Film screening shows a different side of Columbus Day, monuments |

Film screening shows a different side of Columbus Day, monuments

American Indian activist and Fallon Paiute-Shoshone Tribe resident Adam Nordwall emphasizes the indigenous contribution to American history prior to the showing of "Monumental Myths." Josh Johnson/Appeal News Service

While Columbus Day was celebrated with cardboard replicas of the Niña, Pinta and Santa Maria and papier-mâché totem poles in classrooms around the country on Monday, about 20 people gathered at the Fallon Paiute-Shoshone tribal gym to see a different view of Columbus and several American monuments.

A free screening of the documentary “Monumental Myths” was shown, the first public screening of the film on a reservation. The 60-minute documentary chronicles filmmaker Tom Trinley’s trek across the United States to several American landmarks, where he investigates the sometimes contradictory history behind them. Lincoln’s log cabin, Fort Pillow, the Christopher Columbus statue in Chicago and Mount Rushmore are included.

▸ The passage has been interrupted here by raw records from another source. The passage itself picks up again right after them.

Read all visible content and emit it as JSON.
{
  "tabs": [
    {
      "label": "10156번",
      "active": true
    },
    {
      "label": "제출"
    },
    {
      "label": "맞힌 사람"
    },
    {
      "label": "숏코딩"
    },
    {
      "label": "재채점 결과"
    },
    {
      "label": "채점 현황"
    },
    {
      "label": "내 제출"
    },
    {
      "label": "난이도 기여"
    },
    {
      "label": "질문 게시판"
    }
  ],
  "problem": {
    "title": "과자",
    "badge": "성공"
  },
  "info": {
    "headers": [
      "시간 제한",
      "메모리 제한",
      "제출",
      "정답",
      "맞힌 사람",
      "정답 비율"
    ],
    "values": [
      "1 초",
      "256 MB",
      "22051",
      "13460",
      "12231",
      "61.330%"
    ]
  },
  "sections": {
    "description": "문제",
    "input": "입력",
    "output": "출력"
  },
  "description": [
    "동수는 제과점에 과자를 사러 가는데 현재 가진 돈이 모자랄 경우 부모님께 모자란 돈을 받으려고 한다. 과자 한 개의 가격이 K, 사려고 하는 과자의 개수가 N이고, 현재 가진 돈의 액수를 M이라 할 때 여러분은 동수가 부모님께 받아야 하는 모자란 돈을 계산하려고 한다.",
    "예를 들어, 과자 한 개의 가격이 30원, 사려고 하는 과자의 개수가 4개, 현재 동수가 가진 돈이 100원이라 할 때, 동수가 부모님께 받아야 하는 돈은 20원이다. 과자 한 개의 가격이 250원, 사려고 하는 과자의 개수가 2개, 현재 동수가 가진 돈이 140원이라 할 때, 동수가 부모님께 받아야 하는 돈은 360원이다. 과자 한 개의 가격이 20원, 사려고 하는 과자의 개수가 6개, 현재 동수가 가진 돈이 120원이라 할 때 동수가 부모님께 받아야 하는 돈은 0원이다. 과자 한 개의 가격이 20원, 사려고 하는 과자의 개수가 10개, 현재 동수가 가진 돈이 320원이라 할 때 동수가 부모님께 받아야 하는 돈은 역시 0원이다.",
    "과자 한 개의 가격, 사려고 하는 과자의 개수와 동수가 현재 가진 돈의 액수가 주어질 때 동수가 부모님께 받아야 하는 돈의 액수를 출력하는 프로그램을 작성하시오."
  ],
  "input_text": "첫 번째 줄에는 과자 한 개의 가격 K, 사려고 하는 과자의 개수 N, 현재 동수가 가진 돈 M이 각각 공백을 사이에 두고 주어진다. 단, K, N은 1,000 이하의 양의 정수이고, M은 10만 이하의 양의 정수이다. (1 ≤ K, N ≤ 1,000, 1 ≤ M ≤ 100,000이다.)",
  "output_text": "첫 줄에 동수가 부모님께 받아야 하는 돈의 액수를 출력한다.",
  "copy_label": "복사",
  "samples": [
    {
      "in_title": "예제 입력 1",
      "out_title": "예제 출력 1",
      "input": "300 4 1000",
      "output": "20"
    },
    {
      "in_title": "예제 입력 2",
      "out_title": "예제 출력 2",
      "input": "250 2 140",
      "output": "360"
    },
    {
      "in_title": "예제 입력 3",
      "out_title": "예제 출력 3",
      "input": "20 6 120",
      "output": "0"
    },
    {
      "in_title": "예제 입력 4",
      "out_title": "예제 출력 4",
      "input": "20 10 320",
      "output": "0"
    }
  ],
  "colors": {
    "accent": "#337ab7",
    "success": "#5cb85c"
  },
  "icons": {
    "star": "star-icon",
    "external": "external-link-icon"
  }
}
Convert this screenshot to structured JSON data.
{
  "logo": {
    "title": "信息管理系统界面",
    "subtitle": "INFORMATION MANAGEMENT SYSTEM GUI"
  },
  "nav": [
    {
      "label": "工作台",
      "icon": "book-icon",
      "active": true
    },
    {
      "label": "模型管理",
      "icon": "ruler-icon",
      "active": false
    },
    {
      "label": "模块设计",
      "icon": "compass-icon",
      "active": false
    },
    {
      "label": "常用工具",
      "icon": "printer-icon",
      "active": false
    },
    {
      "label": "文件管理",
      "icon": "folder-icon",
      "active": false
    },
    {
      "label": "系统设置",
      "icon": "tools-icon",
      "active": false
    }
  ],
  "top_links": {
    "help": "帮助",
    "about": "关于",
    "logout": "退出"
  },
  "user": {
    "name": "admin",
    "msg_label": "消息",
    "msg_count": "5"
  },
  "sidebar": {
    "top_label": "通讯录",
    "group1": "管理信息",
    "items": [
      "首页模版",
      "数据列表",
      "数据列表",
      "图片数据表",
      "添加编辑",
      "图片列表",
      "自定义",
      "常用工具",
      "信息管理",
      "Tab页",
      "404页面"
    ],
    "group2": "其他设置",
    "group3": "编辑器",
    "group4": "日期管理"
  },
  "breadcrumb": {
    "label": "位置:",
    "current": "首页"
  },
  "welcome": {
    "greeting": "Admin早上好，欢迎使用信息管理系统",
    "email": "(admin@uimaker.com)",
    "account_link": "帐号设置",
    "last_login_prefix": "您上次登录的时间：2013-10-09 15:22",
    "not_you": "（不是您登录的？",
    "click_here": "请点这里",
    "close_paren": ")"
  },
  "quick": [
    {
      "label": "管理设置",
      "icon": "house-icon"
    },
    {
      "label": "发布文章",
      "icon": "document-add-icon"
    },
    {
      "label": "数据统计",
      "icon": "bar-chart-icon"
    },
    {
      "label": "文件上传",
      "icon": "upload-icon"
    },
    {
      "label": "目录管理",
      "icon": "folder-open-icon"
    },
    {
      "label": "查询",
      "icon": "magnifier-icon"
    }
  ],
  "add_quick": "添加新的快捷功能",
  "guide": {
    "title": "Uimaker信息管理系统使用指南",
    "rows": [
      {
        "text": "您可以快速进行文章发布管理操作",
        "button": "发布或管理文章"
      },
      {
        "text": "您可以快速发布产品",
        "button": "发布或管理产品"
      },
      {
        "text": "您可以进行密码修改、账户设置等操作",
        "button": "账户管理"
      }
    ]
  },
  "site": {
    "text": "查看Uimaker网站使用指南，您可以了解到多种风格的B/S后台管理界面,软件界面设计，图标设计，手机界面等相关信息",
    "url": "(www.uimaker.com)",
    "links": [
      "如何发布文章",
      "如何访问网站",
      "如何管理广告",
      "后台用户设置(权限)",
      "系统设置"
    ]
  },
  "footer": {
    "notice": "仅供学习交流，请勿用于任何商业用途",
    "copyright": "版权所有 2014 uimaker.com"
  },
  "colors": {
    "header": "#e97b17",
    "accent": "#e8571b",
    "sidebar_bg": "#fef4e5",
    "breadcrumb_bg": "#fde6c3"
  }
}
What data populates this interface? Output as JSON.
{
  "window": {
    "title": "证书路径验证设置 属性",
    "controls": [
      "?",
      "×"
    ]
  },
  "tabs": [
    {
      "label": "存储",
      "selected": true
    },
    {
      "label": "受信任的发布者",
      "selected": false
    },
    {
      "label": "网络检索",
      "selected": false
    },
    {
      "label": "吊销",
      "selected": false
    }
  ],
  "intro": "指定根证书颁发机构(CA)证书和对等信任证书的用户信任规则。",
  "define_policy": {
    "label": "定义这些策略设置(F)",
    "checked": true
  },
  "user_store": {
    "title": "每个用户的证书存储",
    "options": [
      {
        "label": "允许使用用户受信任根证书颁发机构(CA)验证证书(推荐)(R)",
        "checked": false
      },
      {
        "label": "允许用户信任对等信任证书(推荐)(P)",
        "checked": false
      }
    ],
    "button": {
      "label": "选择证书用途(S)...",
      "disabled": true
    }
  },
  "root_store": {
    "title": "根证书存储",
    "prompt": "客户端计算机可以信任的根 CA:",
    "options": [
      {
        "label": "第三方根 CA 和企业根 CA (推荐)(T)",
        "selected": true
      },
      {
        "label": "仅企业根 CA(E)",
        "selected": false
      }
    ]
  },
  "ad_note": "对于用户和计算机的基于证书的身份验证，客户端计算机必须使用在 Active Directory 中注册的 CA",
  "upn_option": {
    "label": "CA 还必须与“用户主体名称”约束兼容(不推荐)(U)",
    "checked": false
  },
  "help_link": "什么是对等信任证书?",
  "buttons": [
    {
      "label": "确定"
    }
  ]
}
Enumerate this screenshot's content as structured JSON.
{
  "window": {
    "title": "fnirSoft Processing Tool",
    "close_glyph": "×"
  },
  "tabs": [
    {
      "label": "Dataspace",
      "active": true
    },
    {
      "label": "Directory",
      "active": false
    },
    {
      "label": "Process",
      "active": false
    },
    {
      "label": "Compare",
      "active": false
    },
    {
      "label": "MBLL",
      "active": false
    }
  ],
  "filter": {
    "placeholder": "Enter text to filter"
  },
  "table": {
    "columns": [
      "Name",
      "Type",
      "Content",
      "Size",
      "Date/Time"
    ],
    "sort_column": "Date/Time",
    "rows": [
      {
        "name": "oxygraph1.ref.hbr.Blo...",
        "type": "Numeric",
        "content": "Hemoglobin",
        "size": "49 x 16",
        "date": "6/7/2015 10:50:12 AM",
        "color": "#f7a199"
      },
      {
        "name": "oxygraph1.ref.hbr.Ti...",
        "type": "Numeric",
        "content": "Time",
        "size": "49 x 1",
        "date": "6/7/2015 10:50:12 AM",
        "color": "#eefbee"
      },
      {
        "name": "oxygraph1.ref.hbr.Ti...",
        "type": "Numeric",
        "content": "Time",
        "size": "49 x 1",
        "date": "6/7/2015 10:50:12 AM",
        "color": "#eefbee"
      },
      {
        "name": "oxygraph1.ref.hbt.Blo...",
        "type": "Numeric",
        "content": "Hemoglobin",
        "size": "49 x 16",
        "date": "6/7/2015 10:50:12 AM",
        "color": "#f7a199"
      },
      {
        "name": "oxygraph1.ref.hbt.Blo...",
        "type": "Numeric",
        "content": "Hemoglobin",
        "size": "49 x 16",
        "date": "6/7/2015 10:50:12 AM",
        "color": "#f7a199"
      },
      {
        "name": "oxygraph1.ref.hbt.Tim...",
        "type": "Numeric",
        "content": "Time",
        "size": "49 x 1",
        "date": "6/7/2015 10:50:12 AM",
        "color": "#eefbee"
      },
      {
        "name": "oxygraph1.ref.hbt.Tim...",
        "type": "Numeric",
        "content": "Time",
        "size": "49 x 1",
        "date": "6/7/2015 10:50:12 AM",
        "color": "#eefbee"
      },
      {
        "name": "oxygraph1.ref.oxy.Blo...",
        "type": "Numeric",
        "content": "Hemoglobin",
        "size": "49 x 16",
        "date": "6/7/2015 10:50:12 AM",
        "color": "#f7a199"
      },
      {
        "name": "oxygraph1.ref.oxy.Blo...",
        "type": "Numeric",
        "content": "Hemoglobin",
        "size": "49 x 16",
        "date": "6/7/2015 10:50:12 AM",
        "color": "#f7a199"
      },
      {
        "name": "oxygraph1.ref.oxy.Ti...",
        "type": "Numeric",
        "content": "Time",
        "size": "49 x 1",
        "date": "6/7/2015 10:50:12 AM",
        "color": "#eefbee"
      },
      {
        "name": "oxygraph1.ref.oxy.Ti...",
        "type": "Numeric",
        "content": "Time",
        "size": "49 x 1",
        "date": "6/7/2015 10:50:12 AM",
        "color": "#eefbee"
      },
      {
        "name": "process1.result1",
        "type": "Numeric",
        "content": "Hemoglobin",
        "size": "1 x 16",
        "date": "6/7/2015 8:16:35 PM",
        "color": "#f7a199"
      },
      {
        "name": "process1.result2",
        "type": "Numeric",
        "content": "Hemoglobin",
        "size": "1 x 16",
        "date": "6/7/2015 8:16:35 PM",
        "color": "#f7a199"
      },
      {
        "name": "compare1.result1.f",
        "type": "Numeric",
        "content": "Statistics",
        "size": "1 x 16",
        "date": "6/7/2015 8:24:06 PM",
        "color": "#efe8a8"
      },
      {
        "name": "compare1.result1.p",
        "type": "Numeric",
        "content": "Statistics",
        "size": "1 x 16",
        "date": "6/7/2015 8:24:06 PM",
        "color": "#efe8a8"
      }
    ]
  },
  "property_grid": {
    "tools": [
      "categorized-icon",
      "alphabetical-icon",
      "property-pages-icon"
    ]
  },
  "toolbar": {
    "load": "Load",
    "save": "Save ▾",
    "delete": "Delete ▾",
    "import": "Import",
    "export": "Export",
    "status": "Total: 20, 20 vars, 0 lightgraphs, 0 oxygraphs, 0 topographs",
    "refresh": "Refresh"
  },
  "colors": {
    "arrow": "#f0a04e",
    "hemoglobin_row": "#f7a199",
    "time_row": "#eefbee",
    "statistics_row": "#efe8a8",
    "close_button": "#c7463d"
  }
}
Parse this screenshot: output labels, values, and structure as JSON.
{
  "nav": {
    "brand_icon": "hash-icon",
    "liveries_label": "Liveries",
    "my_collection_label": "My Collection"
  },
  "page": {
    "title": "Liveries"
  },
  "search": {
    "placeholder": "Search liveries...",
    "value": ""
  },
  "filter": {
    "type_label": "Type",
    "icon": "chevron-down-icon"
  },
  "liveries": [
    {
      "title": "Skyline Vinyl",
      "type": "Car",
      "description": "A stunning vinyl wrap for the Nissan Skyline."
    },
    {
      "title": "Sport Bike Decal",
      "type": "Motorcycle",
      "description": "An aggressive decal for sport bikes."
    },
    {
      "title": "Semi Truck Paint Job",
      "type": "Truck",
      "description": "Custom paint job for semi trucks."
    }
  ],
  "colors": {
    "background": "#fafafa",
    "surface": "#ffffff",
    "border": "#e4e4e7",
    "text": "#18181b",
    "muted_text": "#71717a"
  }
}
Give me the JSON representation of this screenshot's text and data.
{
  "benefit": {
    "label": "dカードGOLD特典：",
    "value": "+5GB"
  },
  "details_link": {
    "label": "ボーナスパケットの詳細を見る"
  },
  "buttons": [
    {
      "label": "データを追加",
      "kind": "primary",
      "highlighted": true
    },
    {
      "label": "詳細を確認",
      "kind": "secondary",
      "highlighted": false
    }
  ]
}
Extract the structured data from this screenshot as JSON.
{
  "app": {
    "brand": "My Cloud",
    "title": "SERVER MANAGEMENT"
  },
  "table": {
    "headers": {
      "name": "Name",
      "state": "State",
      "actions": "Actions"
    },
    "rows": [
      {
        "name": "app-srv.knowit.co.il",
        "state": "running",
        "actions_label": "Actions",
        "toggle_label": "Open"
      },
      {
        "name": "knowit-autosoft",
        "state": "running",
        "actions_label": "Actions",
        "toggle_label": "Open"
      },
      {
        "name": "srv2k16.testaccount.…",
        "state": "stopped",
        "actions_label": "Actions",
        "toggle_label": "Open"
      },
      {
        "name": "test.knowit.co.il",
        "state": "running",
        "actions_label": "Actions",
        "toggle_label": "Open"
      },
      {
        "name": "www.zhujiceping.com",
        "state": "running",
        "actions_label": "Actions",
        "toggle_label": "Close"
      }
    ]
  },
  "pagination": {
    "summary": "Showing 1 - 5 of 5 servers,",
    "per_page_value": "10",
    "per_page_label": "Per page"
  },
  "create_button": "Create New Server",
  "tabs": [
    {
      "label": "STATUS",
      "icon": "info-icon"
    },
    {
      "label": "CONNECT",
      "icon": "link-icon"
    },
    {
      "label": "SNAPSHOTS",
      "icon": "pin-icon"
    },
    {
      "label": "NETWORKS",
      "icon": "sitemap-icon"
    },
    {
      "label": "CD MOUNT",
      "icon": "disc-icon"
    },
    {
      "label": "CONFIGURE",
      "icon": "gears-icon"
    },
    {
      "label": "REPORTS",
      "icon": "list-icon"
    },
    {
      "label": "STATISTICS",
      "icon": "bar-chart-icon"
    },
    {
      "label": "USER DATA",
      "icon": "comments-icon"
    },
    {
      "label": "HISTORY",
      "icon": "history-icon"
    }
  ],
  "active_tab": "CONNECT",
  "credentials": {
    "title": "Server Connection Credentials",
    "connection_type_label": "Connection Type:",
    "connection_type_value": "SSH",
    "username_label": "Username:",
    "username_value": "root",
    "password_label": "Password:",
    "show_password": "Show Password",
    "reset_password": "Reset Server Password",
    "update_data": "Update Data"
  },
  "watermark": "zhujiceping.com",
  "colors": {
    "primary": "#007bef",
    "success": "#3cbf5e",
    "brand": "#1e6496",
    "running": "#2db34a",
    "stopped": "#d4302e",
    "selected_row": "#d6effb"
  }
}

Trinley, sociologist and author James Loewen and American Indian activist and local resident Adam Fortunate Eagle Nordwall, who all appear in the film, attended the showing and answered questions.

“{American Indians) may be a minority in our own country, but we are the minority with seniority, and our voice should be heard,” Nordwall said. “We represent the upsetting of policies that are in place in the educational system. We represent another reality.”

American history is full of glorified half-truths and stories that gloss over darker truths like genocide and discrimination, Trinley said. He interviews several historians for the film who portray Columbus as a slave trader who ordered the rape and killing of indigenous people in Haiti when they did not produce enough gold for his crew.

“All of the private schooling my parents paid for dealt with lies,” Trinley said. “I think Columbus should be studied, not celebrated. If I had known all of these things, I may have had a different perception of Native Americans. When you learn the truth abut Columbus, you find he’s not such a celebratory cause.”

The aim of the film is the educate people about the context of events like Columbus Day and monuments like Mount Rushmore, Trinley said. He does not support the destruction of monuments, but would prefer alternative information to be presented.

Loewen, author of “Lies Across America” and “Lies My Teacher Told Me,” said five out of six Americans do not take a U.S. history class after high school, and this contributes to historical apathy and misinformation.

“I’m delighted that this film was made,” Loewen said. “It shows that there’s something wrong with the way history is portrayed in America.”

“Monumental Myths” will be released on DVD and likely be used in the education field, Trinley said. HBO has also expressed interest in the film. For more information, go to